Nevertheless, for some claims, the expedited process may allow disputes to be resolved quickly and with less expense for both plaintiffs and defendants. Moreover, many claims require mandatory pre-trial conferences or mediations, the former often resulting in the Justice of the Court exploring opportunities for settlement.[9] Litigants may avoid costly mediation fees by attending these processes. In short, the result is that the Court of King’s Bench may have greater availability for claims due to a shift in caseload.

As a final note, certain issues can and cannot be heard by the Court. Although the increase in the civil claims limit will widen the scope of claims heard by the Court, there are types of claims that are under the exclusive jurisdiction of the King’s Bench. Some of these for example, include injunctions, declaratory relief, and builders' liens.


The increased civil claims limit to $100,000 will undoubtedly lead to an increase of litigants to the Court.
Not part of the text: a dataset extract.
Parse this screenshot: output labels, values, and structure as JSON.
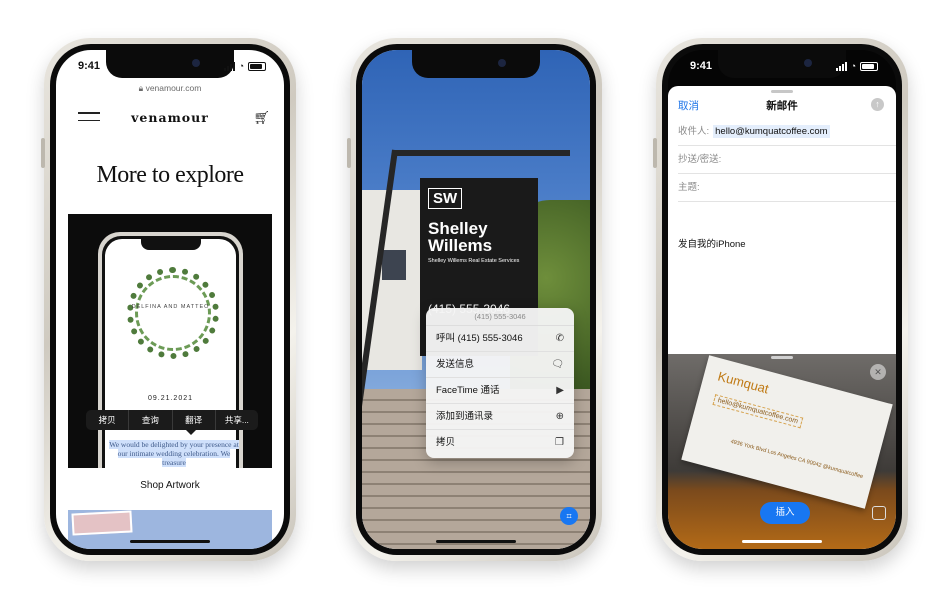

In theory, this may free up resources in the Court of King’s Bench to deal with more complex matters.

Litigants, especially defendants, ought to be aware of the relaxed procedural requirements of the Court. Individuals should proactively seek the Court’s approval for procedural steps, such as questioning if the claim necessitates it.

Individuals proceeding in King’s Bench should account for the potential decreased costs awards if their claim falls under $100,000. Also, as noted, not all actions even with a monetary increase under $100,000 will fall under the jurisdiction of the Court.

If you would like assistance or advice on these matters, please contact a member of our Insurance or Commercial Litigation Practice Group.

[1] Justice Statutes Amendment Act, 2022 (NO. 2), SA 2022, c 20.

[2] Ibid at Amends RSA 2000 cP‑31.

[3] Provincial Court Act, RSA 2000, c P-31, s 9(1)(i).

[4] Provincial Court Civil Procedure Regulation, Alta Reg 176/2018, s 15.

[5] McCray v. Westvillage Condominiums Ltd., 2011 ABPC 395 at para 28.

[6] Alberta Rules of Court, Alta Reg 124/2010, R 5.17-5.33.

[7] Ibid, R 5.34 – 5.40.

[8] Ibid, R 10.42

[9] Provincial Court Civil Procedure Regulation, Alta Reg 176/2018, s 14.